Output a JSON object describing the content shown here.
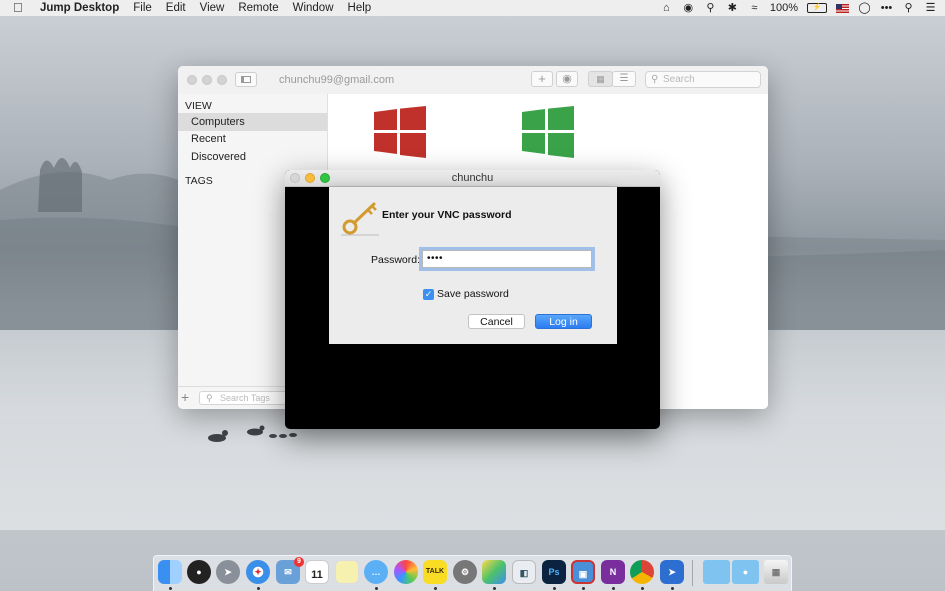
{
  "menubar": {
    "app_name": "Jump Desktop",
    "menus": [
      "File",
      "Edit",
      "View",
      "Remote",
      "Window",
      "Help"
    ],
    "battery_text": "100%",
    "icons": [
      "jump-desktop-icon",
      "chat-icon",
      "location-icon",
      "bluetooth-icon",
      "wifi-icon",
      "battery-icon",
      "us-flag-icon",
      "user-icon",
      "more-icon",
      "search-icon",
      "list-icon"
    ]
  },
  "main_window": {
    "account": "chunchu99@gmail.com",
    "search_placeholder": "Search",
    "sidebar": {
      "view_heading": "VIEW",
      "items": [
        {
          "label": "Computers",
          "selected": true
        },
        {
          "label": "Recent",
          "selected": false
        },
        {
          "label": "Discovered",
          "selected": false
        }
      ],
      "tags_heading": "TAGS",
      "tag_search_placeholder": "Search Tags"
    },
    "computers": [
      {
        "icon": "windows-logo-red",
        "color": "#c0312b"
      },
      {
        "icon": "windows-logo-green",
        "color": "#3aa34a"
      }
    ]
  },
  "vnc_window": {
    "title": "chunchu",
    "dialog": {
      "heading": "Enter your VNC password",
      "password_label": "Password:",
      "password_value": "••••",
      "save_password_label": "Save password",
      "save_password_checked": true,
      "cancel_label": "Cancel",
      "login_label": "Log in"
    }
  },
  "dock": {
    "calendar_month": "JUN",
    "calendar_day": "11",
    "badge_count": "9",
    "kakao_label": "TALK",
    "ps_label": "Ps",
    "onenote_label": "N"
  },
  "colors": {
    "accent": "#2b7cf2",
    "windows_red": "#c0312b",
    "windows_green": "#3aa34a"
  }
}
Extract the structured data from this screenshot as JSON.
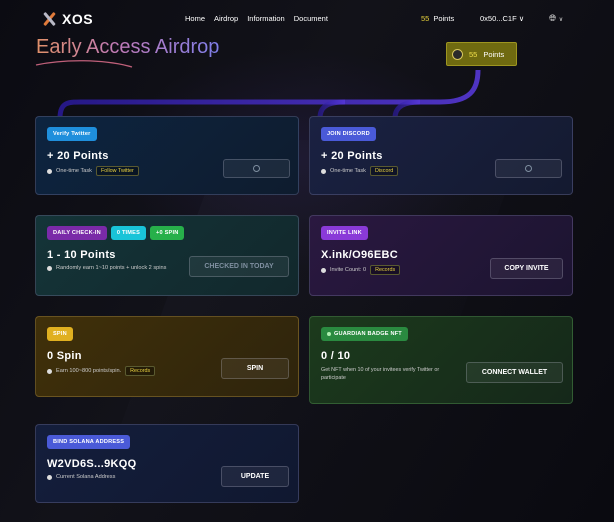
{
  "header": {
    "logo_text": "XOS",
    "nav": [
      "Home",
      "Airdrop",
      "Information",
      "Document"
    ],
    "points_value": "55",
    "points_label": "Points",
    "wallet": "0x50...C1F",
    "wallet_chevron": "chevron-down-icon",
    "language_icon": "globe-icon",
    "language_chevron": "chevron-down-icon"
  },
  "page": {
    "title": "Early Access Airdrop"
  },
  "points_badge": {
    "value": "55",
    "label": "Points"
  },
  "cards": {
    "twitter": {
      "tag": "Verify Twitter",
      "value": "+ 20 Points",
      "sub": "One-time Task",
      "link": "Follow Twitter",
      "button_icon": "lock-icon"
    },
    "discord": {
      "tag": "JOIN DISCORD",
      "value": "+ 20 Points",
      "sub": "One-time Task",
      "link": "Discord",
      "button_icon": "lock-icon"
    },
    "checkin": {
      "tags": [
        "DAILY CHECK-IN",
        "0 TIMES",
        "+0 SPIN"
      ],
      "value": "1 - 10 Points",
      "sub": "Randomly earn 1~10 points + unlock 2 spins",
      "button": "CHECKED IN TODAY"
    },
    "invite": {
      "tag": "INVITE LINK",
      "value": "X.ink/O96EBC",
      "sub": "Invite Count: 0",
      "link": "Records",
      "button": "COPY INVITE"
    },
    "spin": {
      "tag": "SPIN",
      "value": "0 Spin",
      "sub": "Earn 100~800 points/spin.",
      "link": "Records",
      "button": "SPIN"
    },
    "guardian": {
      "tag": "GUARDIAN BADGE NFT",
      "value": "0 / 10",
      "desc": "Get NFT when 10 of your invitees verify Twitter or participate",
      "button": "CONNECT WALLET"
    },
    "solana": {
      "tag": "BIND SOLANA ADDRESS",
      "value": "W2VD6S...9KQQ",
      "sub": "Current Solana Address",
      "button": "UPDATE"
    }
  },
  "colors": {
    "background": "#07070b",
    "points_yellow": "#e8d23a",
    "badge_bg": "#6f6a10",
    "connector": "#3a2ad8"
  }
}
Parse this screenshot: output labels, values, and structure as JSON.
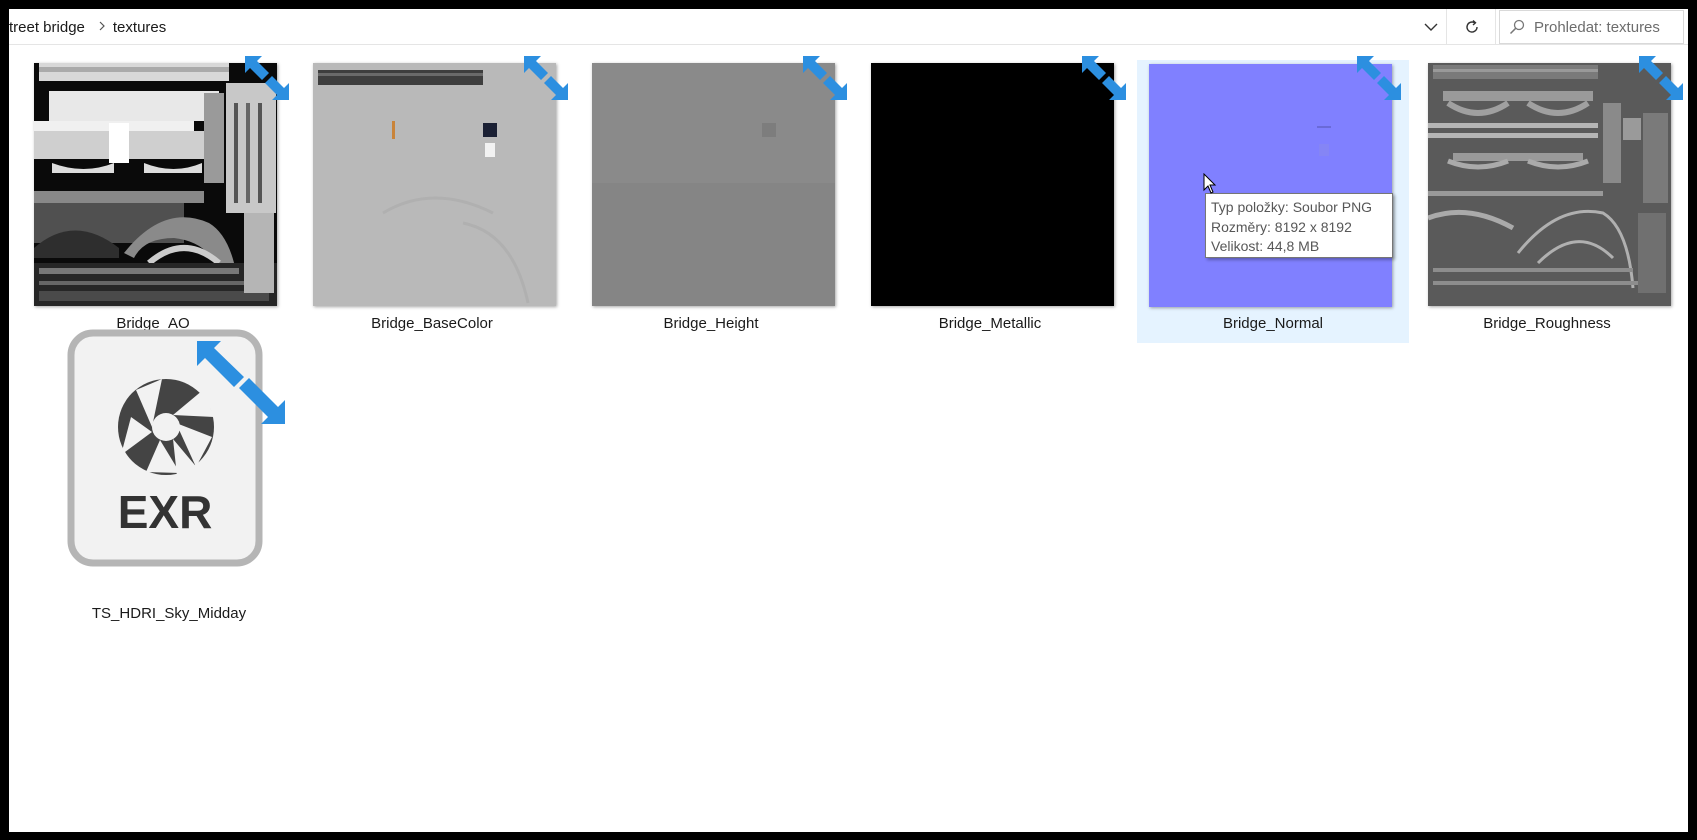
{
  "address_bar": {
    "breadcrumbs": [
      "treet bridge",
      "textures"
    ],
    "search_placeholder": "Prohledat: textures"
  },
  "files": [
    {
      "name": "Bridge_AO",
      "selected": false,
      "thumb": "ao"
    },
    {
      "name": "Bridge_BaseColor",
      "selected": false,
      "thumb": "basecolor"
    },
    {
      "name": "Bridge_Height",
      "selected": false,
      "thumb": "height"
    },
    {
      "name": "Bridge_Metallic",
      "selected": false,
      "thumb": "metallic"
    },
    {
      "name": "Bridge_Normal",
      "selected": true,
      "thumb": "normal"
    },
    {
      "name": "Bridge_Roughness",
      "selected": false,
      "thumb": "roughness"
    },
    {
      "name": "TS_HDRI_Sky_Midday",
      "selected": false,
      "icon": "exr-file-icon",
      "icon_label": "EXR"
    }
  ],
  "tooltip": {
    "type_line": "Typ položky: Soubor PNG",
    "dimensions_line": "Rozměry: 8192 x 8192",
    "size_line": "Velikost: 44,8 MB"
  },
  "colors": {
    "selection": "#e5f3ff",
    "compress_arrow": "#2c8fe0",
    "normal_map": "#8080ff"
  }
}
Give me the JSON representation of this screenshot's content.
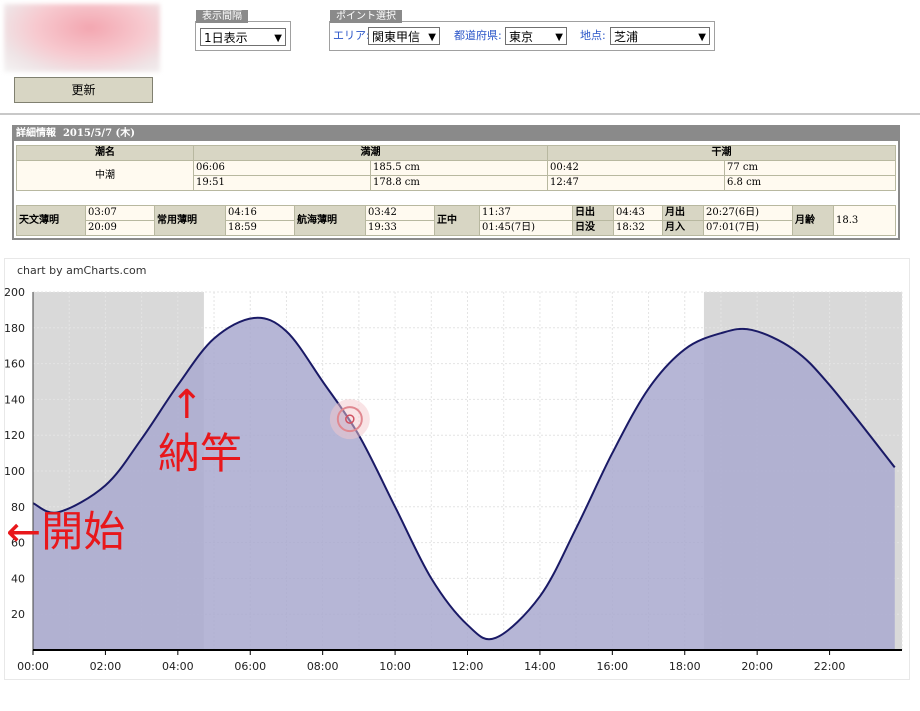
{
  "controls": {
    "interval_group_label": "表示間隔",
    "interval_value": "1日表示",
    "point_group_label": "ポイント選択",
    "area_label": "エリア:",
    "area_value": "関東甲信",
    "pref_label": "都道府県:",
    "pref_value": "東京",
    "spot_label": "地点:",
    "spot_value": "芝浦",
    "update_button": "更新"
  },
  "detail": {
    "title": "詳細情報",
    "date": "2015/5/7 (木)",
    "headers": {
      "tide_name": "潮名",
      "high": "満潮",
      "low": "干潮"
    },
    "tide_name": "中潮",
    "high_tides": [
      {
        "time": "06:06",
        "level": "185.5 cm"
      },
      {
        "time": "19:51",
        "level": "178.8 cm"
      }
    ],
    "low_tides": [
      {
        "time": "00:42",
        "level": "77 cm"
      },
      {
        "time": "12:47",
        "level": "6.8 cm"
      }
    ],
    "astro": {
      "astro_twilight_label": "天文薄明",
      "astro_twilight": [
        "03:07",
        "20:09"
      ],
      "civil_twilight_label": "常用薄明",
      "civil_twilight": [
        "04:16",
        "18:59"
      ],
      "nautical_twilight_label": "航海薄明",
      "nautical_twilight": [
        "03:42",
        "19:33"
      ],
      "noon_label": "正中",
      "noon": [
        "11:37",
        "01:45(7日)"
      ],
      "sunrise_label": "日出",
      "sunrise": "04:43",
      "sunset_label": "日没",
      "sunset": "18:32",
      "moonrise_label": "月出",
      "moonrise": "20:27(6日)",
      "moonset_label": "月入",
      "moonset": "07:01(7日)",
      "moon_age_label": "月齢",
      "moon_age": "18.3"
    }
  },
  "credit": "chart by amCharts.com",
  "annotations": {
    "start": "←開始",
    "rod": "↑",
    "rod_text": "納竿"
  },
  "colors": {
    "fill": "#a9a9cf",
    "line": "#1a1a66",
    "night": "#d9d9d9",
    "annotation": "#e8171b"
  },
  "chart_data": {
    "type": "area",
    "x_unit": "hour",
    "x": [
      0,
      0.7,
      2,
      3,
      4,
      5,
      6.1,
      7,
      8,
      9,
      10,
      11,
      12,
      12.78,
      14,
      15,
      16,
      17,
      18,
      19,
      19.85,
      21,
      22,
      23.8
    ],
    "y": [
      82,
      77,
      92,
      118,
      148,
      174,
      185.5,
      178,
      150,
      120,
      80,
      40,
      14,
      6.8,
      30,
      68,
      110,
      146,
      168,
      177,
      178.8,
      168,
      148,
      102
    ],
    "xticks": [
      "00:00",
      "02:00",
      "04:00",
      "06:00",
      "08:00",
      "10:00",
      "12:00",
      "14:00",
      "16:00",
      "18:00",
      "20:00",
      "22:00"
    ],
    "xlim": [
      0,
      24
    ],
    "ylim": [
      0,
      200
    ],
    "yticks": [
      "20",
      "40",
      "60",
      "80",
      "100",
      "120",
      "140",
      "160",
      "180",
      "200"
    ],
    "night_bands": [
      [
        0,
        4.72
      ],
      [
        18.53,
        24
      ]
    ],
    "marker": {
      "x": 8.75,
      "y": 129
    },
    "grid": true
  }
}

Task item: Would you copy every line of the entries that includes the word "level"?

Result:
        "level": "185.5 cm"
        "level": "178.8 cm"
        "level": "77 cm"
        "level": "6.8 cm"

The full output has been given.